Variants in EMX2 and PTEN do not contribute to risk of endometriosis.
Treloar SA., Zhao ZZ., Le L., Zondervan KT., Martin NG., Kennedy S., Nyholt DR., Montgomery GW.

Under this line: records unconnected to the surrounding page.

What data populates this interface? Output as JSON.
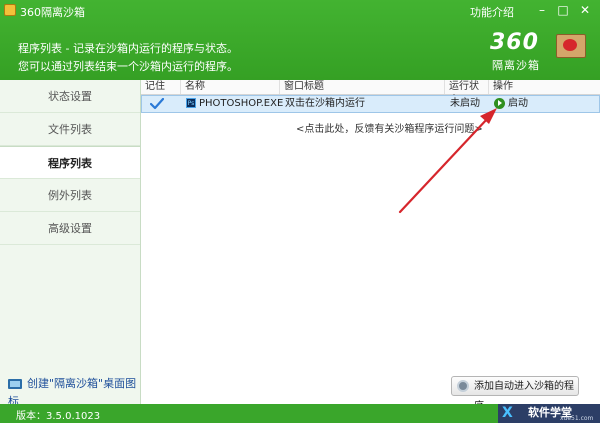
{
  "window": {
    "title": "360隔离沙箱",
    "menu_label": "功能介绍",
    "btn_min": "–",
    "btn_max": "□",
    "btn_close": "✕"
  },
  "header": {
    "line1": "程序列表 - 记录在沙箱内运行的程序与状态。",
    "line2": "您可以通过列表结束一个沙箱内运行的程序。",
    "logo_number": "360",
    "logo_text": "隔离沙箱"
  },
  "sidebar": {
    "items": [
      {
        "label": "状态设置"
      },
      {
        "label": "文件列表"
      },
      {
        "label": "程序列表"
      },
      {
        "label": "例外列表"
      },
      {
        "label": "高级设置"
      }
    ],
    "active_index": 2,
    "create_shortcut": "创建\"隔离沙箱\"桌面图标"
  },
  "table": {
    "columns": [
      "记住",
      "名称",
      "窗口标题",
      "运行状态",
      "操作"
    ],
    "rows": [
      {
        "remembered": true,
        "name": "PHOTOSHOP.EXE",
        "window_title": "双击在沙箱内运行",
        "status": "未启动",
        "action": "启动"
      }
    ],
    "feedback_link": "<点击此处，反馈有关沙箱程序运行问题>"
  },
  "footer": {
    "add_button": "添加自动进入沙箱的程序",
    "version": "版本：3.5.0.1023"
  },
  "brand": {
    "logo_mark": "X",
    "name": "软件学堂",
    "url": "xue51.com"
  },
  "colors": {
    "accent_green": "#3aa62b",
    "arrow_red": "#d6262c",
    "selection_blue": "#d9ecfb"
  }
}
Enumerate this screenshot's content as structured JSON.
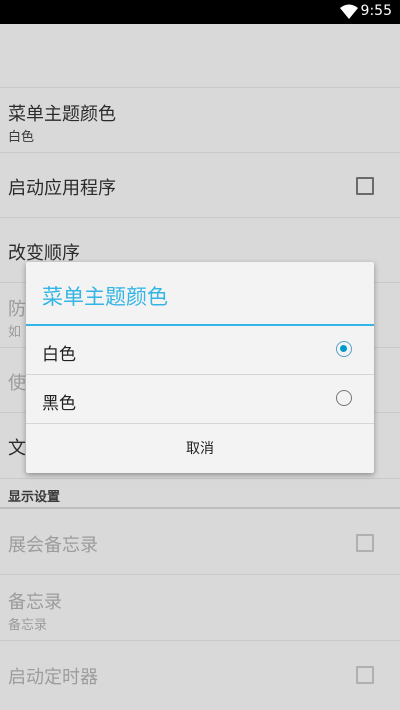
{
  "status_bar": {
    "time": "9:55",
    "wifi_icon": "wifi-icon"
  },
  "settings": {
    "items": [
      {
        "title": "菜单主题颜色",
        "summary": "白色"
      },
      {
        "title": "启动应用程序"
      },
      {
        "title": "改变顺序"
      },
      {
        "title": "防",
        "summary": "如"
      },
      {
        "title": "使"
      },
      {
        "title": "文"
      }
    ],
    "section_header": "显示设置",
    "display_items": [
      {
        "title": "展会备忘录"
      },
      {
        "title": "备忘录",
        "summary": "备忘录"
      },
      {
        "title": "启动定时器"
      }
    ]
  },
  "dialog": {
    "title": "菜单主题颜色",
    "options": [
      {
        "label": "白色",
        "selected": true
      },
      {
        "label": "黑色",
        "selected": false
      }
    ],
    "cancel_label": "取消",
    "accent_color": "#33b5e5"
  }
}
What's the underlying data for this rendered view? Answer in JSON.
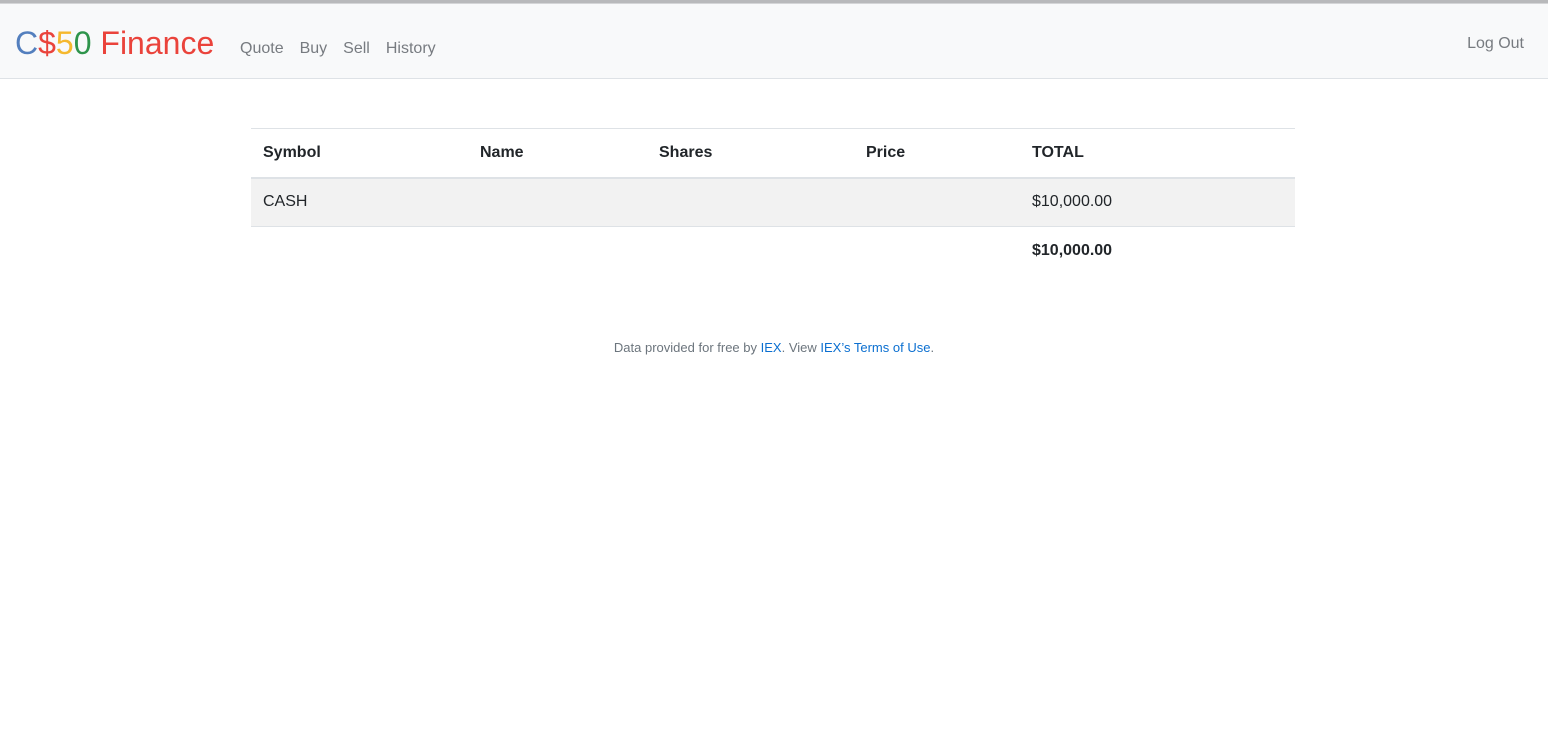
{
  "brand": {
    "part1": "C",
    "part2": "$",
    "part3": "5",
    "part4": "0",
    "part5": " Finance",
    "colors": {
      "blue": "#537fbe",
      "red": "#ea433b",
      "yellow": "#f5b82e",
      "green": "#2e944b"
    }
  },
  "nav": {
    "items": [
      {
        "label": "Quote"
      },
      {
        "label": "Buy"
      },
      {
        "label": "Sell"
      },
      {
        "label": "History"
      }
    ],
    "logout_label": "Log Out"
  },
  "table": {
    "headers": [
      "Symbol",
      "Name",
      "Shares",
      "Price",
      "TOTAL"
    ],
    "rows": [
      {
        "symbol": "CASH",
        "name": "",
        "shares": "",
        "price": "",
        "total": "$10,000.00"
      }
    ],
    "grand_total": "$10,000.00"
  },
  "footer": {
    "prefix": "Data provided for free by ",
    "link1": "IEX",
    "middle": ". View ",
    "link2": "IEX’s Terms of Use",
    "suffix": "."
  }
}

Endometriosis has a genetic component, and significant linkage has been found to a region on chromosome 10q. Two candidate genes, EMX2 and PTEN, implicated in both endometriosis and endometrial cancer, lie on chromosome 10q. We hypothesized that variation in EMX2 and/or PTEN could contribute to the risk of endometriosis and may account for some of the linkage signal on 10q. We genotyped single nucleotide polymorphisms (SNPs) in a case-control design to evaluate association between endometriosis and common variations in these two genes. The genotyping and statistical analysis were based on samples collected from Australian volunteers. The cases were 768 unrelated women with surgically confirmed endometriosis selected from affected sister pair (ASP) families participating in the Australian Genes behind Endometriosis Study. The controls were 768 female participants in twin studies who, based on screening questions, did not have a diagnosis of endometriosis. Genotypes of 22 SNPs in the EMX2 gene and 15 SNPs in the PTEN gene were the main outcome measures. Statistical analysis provided measures of linkage disequilibrium and association. Permutation testing showed no globally significant association between any SNPs or haplotypes and endometriosis for either gene. It is unlikely that the EMX2 or PTEN gene variants investigated contribute to risk for initiation and/or development of endometriosis.